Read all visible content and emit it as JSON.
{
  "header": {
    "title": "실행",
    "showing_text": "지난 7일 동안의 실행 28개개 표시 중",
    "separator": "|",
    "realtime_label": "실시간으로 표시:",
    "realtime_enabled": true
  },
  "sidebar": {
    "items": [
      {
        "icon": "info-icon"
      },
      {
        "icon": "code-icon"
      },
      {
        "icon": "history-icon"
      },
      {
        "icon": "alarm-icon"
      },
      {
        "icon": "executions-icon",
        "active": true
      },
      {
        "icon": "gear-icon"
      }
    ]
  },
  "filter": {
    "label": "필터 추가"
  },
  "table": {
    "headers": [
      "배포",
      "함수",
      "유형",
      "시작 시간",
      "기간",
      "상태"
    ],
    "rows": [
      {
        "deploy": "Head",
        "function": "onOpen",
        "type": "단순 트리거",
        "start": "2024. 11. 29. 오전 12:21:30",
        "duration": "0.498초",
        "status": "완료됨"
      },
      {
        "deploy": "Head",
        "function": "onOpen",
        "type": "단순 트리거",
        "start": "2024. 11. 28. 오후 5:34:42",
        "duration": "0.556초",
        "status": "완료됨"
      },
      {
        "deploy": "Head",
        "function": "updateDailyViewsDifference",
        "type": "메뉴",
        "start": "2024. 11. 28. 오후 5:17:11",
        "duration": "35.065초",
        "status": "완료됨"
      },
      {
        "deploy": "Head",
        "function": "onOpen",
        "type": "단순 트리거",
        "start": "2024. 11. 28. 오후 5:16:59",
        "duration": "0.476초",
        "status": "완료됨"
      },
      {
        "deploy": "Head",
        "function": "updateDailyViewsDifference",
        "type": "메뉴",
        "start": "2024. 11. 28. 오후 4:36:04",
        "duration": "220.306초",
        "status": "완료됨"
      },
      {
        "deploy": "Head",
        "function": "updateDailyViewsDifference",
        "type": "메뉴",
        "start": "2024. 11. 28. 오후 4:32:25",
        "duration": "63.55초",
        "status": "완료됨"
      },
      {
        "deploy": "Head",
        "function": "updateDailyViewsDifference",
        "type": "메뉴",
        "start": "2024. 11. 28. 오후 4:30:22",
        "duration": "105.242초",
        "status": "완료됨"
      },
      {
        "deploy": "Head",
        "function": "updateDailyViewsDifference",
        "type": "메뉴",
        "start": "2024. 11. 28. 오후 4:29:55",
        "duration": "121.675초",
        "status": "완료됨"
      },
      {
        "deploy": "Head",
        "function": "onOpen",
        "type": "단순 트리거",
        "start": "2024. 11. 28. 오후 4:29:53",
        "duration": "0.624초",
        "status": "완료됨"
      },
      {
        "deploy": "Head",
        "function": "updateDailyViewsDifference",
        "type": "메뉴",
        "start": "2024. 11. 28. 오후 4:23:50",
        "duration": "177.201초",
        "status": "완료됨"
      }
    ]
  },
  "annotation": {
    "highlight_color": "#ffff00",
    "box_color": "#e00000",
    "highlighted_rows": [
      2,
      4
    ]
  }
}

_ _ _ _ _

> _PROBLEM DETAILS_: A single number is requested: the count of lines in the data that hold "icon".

> _EXPECTED ANSWER_: 6